On 28 January 1939 WB Yeats died.
WB Yeats had been one of Joyce’s earliest supporters. Yeats was already well-established as a literary figure in Dublin and London in October 1902 when he and Joyce met for the first time at the National Library. At the end of that first meeting Joyce asked Yeats how old he was. Yeats shaved a few years off his actual age of 39 but Joyce replied: “I thought as much. I have met you too late. You are too old.” For Yeats, this was an indication that the younger generation was knocking at the door. But it was also an indication of Joyce’s youthful arrogance: he assumed that it was Yeats who needed help, not him!
Joyce happily accepted Yeats’ help whenever he could. On his trips to Paris in 1902 and 1903 he passed through London, meeting Yeats who fed him and introduced him to other writers and editors. It was Yeats who prompted Ezra Pound to get in touch with Joyce, and Yeats supported the applications for Joyce for grant from the Royal Literary Fund in 1915 and for a Civil List pension in 1916. Yeats also invited Joyce to join the Irish Academy but Joyce declined the invite.
Yeats read parts of Ulysses in the Little Review and declared it “a mad book,” but reading more, he changed his opinion: “I have made a terrible mistake,” he told LAG Strong, “it is perhaps a work of genius… It is an entirely new thing – neither what the eye sees nor the ear hears, but what the rambling mind thinks and imagines from moment to moment. He has certainly surpassed in intensity any novelist of our time.” Yeats bought a copy of the first edition of Ulysses but it’s clear that he never quite finished reading it.

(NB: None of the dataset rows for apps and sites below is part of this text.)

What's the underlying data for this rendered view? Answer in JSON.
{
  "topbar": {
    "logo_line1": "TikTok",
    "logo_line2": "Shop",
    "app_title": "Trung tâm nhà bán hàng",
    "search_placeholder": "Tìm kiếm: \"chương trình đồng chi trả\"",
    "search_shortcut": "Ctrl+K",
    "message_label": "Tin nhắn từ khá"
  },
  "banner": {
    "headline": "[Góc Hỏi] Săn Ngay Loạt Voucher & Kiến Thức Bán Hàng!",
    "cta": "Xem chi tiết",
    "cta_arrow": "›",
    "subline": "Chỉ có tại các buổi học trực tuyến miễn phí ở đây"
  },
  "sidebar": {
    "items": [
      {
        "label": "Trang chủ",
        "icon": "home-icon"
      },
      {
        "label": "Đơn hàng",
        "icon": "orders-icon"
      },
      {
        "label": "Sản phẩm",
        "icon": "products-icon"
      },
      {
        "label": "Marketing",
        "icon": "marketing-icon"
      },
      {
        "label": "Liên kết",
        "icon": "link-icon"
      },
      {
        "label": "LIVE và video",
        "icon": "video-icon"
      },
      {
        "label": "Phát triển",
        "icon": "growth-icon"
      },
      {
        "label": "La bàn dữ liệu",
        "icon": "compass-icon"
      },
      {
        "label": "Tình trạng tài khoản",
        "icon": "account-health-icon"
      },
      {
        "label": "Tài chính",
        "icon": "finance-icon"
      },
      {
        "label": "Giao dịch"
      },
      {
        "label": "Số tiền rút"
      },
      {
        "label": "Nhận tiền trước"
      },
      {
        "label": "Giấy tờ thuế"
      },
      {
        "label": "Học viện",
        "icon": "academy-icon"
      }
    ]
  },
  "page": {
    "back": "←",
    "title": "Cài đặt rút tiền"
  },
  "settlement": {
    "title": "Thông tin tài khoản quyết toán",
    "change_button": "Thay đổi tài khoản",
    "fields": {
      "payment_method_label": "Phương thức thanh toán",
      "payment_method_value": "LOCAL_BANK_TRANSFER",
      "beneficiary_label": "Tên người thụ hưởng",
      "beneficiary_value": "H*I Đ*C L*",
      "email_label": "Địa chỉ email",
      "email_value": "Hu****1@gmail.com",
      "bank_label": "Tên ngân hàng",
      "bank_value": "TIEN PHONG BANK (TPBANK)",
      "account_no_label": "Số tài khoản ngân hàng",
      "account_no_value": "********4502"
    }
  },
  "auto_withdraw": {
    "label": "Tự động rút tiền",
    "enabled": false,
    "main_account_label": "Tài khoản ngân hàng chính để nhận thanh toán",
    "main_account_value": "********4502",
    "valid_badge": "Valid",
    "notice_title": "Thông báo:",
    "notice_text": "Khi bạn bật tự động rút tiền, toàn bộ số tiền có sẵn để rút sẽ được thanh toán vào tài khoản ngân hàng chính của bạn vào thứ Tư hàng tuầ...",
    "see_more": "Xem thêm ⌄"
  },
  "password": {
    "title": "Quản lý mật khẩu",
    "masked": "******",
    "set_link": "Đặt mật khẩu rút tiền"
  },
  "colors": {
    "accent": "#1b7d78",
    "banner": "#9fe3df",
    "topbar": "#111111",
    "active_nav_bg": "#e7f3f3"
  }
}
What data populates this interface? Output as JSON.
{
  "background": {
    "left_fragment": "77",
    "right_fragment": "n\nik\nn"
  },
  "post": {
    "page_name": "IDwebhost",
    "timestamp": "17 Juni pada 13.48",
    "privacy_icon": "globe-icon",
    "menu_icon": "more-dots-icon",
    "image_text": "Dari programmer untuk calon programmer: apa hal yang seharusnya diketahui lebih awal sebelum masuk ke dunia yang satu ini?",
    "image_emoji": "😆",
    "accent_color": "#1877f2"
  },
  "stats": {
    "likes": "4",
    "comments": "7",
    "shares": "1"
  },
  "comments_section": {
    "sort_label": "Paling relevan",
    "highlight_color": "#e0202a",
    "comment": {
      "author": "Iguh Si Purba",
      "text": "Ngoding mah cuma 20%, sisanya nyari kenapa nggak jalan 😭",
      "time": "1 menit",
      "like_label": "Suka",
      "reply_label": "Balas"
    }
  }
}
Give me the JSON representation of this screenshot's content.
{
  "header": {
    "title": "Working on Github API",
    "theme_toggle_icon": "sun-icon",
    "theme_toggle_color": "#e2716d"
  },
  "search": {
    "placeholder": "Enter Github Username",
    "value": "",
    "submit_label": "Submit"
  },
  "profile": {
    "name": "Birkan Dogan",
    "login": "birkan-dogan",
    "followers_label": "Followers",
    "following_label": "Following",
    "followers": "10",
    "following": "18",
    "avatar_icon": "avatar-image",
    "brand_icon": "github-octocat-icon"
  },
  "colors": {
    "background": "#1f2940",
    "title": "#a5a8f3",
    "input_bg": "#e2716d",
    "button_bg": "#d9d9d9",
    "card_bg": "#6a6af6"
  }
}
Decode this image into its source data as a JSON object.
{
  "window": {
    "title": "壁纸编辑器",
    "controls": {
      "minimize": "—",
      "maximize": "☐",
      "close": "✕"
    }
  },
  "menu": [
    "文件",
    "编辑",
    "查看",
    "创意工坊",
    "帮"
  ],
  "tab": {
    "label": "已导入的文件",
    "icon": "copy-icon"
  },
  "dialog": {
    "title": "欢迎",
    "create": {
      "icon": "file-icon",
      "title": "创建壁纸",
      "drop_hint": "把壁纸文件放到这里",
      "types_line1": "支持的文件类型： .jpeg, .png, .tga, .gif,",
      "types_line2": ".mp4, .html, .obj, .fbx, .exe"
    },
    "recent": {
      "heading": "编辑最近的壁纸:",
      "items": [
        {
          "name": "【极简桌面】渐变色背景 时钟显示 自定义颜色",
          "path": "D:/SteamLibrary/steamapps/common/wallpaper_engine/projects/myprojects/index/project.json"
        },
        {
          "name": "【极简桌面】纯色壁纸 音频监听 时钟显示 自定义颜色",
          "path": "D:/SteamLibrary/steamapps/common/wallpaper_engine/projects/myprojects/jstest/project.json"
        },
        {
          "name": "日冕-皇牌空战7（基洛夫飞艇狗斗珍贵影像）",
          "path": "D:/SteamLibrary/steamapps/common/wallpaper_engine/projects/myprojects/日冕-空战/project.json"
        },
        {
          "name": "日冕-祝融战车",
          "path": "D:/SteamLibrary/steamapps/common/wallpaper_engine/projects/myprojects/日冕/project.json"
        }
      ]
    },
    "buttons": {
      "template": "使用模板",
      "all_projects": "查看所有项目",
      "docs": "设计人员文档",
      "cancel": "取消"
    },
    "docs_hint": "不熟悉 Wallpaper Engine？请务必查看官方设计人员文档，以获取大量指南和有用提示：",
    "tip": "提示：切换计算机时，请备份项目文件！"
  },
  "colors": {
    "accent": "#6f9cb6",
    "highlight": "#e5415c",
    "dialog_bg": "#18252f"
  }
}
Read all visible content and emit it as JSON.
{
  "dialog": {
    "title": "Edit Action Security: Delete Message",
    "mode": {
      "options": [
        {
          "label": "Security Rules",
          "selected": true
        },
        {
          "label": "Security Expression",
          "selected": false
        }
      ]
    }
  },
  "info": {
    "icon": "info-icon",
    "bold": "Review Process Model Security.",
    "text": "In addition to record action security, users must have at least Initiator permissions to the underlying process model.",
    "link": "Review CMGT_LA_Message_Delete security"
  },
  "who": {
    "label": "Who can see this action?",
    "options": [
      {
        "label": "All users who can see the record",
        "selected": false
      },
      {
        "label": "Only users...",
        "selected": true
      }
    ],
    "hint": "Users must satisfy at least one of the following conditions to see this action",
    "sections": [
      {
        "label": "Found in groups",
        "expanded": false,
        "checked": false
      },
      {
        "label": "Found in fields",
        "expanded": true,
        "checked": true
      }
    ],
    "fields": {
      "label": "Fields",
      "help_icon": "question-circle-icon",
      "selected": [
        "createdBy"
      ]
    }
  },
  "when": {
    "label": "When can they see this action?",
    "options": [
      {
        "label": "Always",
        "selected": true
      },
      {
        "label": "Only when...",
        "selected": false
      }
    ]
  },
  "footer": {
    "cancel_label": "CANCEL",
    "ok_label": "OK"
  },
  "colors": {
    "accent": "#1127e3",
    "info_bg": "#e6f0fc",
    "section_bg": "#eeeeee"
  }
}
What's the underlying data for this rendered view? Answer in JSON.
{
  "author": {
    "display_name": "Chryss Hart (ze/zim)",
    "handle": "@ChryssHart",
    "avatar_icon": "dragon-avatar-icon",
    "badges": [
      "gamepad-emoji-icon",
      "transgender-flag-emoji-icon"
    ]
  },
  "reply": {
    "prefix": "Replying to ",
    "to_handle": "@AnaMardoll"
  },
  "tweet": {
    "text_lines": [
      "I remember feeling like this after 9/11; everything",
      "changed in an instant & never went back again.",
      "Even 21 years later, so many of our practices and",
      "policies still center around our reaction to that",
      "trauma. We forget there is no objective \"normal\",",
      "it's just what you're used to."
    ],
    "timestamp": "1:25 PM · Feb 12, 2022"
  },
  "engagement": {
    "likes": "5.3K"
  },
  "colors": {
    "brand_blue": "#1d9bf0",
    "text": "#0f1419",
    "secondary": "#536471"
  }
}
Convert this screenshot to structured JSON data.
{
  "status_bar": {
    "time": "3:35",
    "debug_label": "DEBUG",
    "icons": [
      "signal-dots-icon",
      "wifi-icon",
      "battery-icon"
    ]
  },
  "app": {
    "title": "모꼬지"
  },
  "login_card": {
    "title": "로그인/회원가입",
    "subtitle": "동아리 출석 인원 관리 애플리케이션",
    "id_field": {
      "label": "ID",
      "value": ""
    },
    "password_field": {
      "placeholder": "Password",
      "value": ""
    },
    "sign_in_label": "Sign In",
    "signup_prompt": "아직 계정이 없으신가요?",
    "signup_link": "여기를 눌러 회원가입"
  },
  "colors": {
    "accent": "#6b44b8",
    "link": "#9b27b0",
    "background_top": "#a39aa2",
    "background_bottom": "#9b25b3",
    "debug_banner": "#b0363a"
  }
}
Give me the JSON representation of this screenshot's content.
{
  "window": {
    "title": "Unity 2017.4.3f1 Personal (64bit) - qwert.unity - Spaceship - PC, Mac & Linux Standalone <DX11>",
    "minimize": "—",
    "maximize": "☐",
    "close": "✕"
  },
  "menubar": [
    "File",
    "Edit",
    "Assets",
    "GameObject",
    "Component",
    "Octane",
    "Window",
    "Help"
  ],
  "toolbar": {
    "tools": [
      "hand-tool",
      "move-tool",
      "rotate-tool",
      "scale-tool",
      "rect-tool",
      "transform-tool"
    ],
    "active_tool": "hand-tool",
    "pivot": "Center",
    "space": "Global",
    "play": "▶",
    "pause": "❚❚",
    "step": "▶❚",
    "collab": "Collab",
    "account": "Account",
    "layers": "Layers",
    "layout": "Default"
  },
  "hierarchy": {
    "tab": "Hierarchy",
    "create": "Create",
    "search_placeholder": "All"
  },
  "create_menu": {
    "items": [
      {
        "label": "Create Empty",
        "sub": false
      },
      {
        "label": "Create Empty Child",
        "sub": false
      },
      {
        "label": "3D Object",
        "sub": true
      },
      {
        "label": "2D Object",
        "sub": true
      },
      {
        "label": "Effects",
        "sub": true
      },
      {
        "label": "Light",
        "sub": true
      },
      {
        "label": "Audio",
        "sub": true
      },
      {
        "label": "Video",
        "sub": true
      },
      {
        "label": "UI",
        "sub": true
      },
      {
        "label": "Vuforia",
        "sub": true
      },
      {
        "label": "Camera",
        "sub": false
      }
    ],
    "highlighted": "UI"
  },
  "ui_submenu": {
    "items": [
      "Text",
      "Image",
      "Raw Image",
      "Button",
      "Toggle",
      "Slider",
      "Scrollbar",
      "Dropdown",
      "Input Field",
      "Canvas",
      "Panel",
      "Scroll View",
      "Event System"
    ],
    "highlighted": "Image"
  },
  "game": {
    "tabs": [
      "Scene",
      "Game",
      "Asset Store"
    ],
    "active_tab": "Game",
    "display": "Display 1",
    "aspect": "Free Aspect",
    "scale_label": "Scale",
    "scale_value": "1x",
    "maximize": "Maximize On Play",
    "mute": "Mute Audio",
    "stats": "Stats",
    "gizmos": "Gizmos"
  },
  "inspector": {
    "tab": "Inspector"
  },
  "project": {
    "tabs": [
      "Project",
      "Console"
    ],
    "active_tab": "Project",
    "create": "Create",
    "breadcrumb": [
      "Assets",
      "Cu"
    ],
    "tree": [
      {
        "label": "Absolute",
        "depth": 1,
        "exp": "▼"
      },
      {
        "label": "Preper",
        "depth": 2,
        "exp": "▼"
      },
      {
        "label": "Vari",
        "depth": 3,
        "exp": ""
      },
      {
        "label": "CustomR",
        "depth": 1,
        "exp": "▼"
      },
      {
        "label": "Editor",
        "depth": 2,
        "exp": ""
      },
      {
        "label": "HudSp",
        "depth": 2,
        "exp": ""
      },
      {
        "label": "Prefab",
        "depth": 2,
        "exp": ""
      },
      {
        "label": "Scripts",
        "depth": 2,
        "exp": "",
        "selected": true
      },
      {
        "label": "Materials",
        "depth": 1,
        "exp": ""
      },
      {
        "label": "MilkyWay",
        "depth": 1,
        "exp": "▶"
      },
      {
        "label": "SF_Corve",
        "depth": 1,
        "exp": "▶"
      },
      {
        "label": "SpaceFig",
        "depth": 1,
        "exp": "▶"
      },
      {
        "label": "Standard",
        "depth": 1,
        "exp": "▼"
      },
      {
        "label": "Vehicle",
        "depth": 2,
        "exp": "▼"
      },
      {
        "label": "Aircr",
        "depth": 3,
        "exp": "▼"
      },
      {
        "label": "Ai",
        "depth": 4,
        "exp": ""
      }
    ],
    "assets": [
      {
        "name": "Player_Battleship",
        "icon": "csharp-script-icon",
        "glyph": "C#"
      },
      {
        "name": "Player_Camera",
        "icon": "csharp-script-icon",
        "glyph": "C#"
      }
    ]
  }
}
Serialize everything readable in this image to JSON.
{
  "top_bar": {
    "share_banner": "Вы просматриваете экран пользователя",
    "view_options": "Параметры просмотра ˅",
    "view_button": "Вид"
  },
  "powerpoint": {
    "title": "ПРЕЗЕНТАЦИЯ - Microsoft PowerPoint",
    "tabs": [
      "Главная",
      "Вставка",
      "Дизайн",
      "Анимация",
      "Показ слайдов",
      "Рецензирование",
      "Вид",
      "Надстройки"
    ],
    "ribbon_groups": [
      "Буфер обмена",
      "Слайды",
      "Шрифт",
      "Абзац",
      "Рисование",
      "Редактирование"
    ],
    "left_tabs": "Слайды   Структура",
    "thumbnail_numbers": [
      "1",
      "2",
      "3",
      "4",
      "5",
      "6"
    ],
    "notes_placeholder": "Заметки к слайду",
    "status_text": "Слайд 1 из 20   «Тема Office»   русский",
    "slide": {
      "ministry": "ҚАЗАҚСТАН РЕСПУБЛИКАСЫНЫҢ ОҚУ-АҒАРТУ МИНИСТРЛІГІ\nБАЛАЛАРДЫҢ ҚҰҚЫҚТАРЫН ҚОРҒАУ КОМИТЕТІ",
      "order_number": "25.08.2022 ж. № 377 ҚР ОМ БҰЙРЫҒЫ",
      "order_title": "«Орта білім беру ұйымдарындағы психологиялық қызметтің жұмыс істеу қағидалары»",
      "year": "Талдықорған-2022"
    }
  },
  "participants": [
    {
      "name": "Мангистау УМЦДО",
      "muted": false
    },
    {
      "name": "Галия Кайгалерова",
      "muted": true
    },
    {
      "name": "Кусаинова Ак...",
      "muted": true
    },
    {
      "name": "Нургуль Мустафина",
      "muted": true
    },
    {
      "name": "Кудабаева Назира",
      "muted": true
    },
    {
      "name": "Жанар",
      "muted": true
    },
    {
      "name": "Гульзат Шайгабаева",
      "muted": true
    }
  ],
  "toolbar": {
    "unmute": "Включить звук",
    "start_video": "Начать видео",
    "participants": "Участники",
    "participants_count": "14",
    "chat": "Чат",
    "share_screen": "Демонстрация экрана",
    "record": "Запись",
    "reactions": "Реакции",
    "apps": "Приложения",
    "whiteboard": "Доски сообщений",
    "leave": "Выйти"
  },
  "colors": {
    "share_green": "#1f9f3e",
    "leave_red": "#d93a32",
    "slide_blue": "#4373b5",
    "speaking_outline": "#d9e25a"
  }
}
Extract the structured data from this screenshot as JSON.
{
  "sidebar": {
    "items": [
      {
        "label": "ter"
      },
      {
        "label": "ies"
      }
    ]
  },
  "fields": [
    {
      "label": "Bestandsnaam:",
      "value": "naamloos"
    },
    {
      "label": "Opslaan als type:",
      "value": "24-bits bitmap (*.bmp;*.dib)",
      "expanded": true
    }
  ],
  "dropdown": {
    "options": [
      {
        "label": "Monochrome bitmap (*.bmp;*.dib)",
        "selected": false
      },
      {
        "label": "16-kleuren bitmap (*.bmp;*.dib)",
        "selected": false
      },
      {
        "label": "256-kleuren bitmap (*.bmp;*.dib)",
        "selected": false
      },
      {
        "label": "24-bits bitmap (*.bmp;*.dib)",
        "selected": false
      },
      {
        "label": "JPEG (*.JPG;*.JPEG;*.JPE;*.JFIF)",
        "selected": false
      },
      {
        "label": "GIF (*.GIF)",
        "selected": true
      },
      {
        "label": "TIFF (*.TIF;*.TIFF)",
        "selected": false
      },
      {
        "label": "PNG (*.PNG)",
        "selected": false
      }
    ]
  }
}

Yeats failed to get an official invitation for Joyce to come to the Tailteann celebrations in 1924, but he praised Joyce in his speech at the award ceremony: “We feel…that it is our duty to say that Mr James Joyce’s book, though as obscene as Rabelais, and therefore forbidden by law in England and the United States, is more indubitably a work of genius than any prose written by an Irishman since the death of Synge.”
It was George Russell in 1902 who recommended Joyce to Yeats with the words: “I have suffered from him and I would like you to suffer.” But Yeats didn’t suffer Joyce lightly. He rejected Joyce’s translations of Hauptmann’s plays, telling Joyce “you are not a very good German scholar,” and wouldn’t allow production of an Italian translation of The Countess Cathleen that Joyce worked on with Nicolò Vidacovich.
In the late 1930s Yeats was trying to establish an Irish Academy and invited Joyce to join. Joyce, declining the invitation, wrote to Yeats: “It is now thirty years since you first held out to me your helping hand,” a gracious acknowledgement by Joyce of Yeats’ help. According to Ellmann, Joyce was moved by the news of Yeats’ death and “conceded to a friend that Yeats was a greater writer than he, a tribute he paid to no other contemporary.”
Ellmann, Richard: James Joyce – New and Revised Edition, Oxford: Oxford University Press, 1982.
Foster, Roy: WB Yeats – A Life – vol. II: The Arch-Poet 1915-1939, Oxford: Oxford University Press, 2003.